platform; and LINCOLN'S SPARROW at Higbee on Sept. 27.
Today, Sept. 28, a good fallout of birds at Higbee produced
a late MOURNING WARBLER and a late KENTUCKY WARBLER; three
PINE WARBLERS; and a SOLITARY VIREO. Also today, *OVER 500
RED-BREASTED NUTHATCHES* were seen in the dunes around Cape
May Point. Other warblers seen today included BAY-BREASTED,
BLACKPOLL, PARULA, CHESTNUT-SIDED, & BLACK-THROATED GREEN
at Hidden Valley Ranch.
We are nearly a month into the CMBO Hawkwatch, staffed this
year by Andre Robinson; Jerry Ligouri and Paul Koenig are
our education interns. Already today, Sept. 28, a major
flight is underway. By 1:30 PM, 9 BALD EAGLES and over 60
PEREGRINE FALCONS had come through. On Sept. 23, over 1500
birds were counted, highlighted by over 950 SHARP-SHINNED
HAWKS. On Sept. 24, over 2200 total, with over 1700
SHARPSHINS; on Sept. 27, 970 SHARPSHINS, 500+ AM. KESTRELS,
65 MERLINS & 53 PEREGRINE FALCONS. There have also been 3
NORTHERN GOSHAWKS this week.
The CMBO Seawatch at the north end of Avalon is staffed by
Dave Ward, Clay Sutton, Mike O'Brien, Fred Mears. It began
Sept. 22, and already there is good movement and variety,
including a few NORTHERN GANNET, a few SCOTERS, thousands
of CORMORANTS, several PARASITIC JAEGERS, one POMARINE
JAEGER on Sept. 24, and BROWN PELICANS daily.
If you are in Cape May and looking for nearby birding
attractions, the SCISSOR-TAILED FLYCATCHER that spent the
summer at Bombay Hook NWR in Delaware was still there on
Local nature notes follow.
Sept 28 a huge DRAGONFLY migration took place; from 10 AM
on, the sky was so full of them it was hard to pick out
migrating hawks. They were mostly GREEN DARNERS, with
BLACK-MANTLED GLIDERS and others mixed in. The same day

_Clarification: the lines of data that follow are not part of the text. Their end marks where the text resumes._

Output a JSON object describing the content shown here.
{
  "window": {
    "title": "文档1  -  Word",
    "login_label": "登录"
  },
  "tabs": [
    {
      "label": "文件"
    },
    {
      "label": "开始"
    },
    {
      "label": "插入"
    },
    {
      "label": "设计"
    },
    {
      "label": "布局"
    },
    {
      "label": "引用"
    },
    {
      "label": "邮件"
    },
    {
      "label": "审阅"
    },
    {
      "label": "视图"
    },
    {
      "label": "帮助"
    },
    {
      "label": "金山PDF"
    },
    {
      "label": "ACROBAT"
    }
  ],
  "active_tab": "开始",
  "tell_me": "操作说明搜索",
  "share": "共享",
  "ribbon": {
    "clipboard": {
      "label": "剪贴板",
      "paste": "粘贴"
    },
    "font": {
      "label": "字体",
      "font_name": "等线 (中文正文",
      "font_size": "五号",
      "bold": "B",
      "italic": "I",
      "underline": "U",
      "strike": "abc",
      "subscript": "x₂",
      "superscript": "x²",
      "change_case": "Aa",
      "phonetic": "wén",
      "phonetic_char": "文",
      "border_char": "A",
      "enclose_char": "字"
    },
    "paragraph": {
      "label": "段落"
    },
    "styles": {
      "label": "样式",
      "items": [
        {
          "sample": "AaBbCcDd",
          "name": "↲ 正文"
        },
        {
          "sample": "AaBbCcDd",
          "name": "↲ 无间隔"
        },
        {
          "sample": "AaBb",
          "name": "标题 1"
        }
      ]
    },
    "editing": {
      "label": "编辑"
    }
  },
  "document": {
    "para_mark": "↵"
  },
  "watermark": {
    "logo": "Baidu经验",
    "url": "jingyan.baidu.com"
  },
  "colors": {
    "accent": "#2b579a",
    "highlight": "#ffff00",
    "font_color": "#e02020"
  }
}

marked this season's largest movement of MONARCHS to date,
nectaring on the dunes on Goldenrod and filling the sky
The Cape has had lots of southern vagrant butterflies this
fall. A garden on Lincoln Ave. in Cape May Point this week
had ten LONG-TAILED SKIPPERS in one day. Other sites
include the Water Conservation Garden in Cape May city, and
the Pavilion Circle Garden in Cape May Point. CMBO's Sept.
27 butterfly walk at the Pavilion Circle had two
LONG-TAILED SKIPPERS, two OCOLA SKIPPERS, eight FIERY
SKIPPERS, constant CLOUDLESS SULPHURS, lots of PAINTED
LADIES and AMERICAN LADIES, over 100 SACHEMS and over 100
MONARCHS. A few non-migrant species there were ORANGE
SULPHUR and SILVER-SPOTTED SKIPPER. RED ADMIRALS and COMMON
BUCKEYES are also migrating through and have been seen
along the dune lines. CLOUDLESS SULPHURS are laying eggs on
Partridge Pea, and COMMON BUCKEYE caterpillars can be seen
now on Seaside Gerardia along the central path at the South
Cape May Meadows.
[program information deleted--LL]
The Cape May Bird Observatory is a research and education
unit of the New Jersey Audubon Society. Our aim is to
perpetuate and preserve the ornithological significance of
Cape May. Your membership supports these goals and this
birding hotline. For more information regarding Cape May
birding, our programs and field trips, and the Observatory,
call our office at 609-884-2736 or a send a request for
info to CMBO, P.O. Box 3, Cape May Point, NJ 08212. If you
are in the area, do not hesitate to visit our headquarters
and growing birding bookstore at 707 E. Lake Dr., Cape May
Point. We're open 9-5 every day but Monday.
The Cape May birding hotline [(609) 884-2626] is a service
of Cape May Bird Observatory and includes sightings from
Cape May, Atlantic, and Cumberland counties and adjacent
areas. Updates are made on Thursday evening, more often if
warranted. [Compiled by CMBO staff; transcribed by L.
Larson (email@example.com).] Please report
sightings of rare or unusual birds to CMBO at (609)
884-2736. Thank you for calling; good birding.